Tunguz More than 1 year ago
Getting sidetracked form our plans and initiatives is all too common of occurrences. Weather it’s not sticking to our New Year’s resolutions, or not following up with contacting an important business contact despite our best intentions to the contrary, we’ve all had to deal with not sticking up with our plans. Francesca Gino’s “Sidetracked” is a book that aims to help us stick to the plan by mining many deep and valuable psychological insights. This is a thoroughly well researched and informative book. Gino possesses a wealth of well-constructed research and experience – both inside the university labs and in the business world. This book is filled with carefully explained studies that have taken many years to collect and establish, as well as many insights from the business consulting. The book is well written and engaging, and Gino takes great care to explain the mechanisms of her and her colleagues’ research in great detail. These are some of the best explained social science findings that I’ve come across in popular accounts, and anyone who has even the passing interest in psychology and social sciences in general would greatly benefit from reading this book. After reading it I have a much better appreciation for my own motivations, drives and blind spots, as well as those of others around me.  For all its great qualities, this book is not without some shortcomings. Most of the “real world” examples come from the business world (I guess this is not surprising for a book published by the Harvard Business Review Press) and oftentimes have more to do with big-scale corporate decision-making than with individual and personal decisions. Furthermore, I found it hard to see how some of the psychological insights and principles that were investigated throughout the book have direct bearing on getting sidetracked. Finally, this is really not a “self-help” book despite what its subtitle may suggest. The actual advice that it gives, or the concrete steps that it espouses, are minimal and usually relegated to just a couple of pages at the end of each chapter. Turning deep insights into concrete actionable advice has always been one of the most difficult tasks in any field, and I was hoping that this book would have done a better job of it.  This a smart, insightful, and very well written book that has a lot to offer to everyone who is interested in psychological underpinnings of our decision making. However, it has a somewhat limited value as a practical guide that can be immediately applied in our daily lives. 

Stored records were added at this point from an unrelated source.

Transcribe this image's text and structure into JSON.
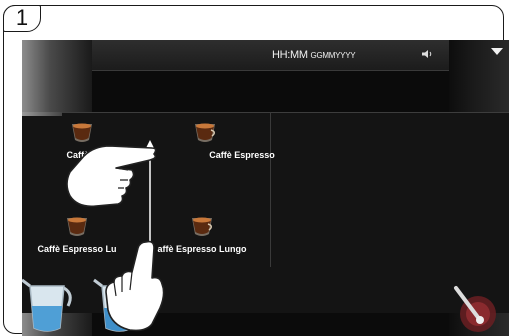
{
  "step": {
    "number": "1"
  },
  "status_bar": {
    "time_format": "HH:MM",
    "date_format": "GGMMYYYY",
    "icons": [
      "volume-icon",
      "chevron-down-icon"
    ]
  },
  "products": [
    {
      "label": "Caffè Espresso",
      "shown": "Caffè E"
    },
    {
      "label": "Caffè Espresso"
    },
    {
      "label": "Caffè Espresso Lungo",
      "shown": "Caffè Espresso Lu"
    },
    {
      "label": "Caffè Espresso Lungo",
      "shown": "affè Espresso Lungo"
    }
  ],
  "accessories": [
    "milk-jug-icon",
    "hot-water-jug-icon",
    "steam-wand-icon"
  ],
  "gesture": {
    "type": "swipe-vertical",
    "icons": [
      "hand-pointer-icon",
      "hand-pointer-icon"
    ]
  },
  "colors": {
    "display_bg": "#0b0b0b",
    "text": "#ffffff",
    "frame": "#1a1a1a"
  }
}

Anonymous More than 1 year ago
Anonymous More than 1 year ago
Horrible book, don't waste your time. Too many better books out there and not enough time to read those. Skip this one for sure.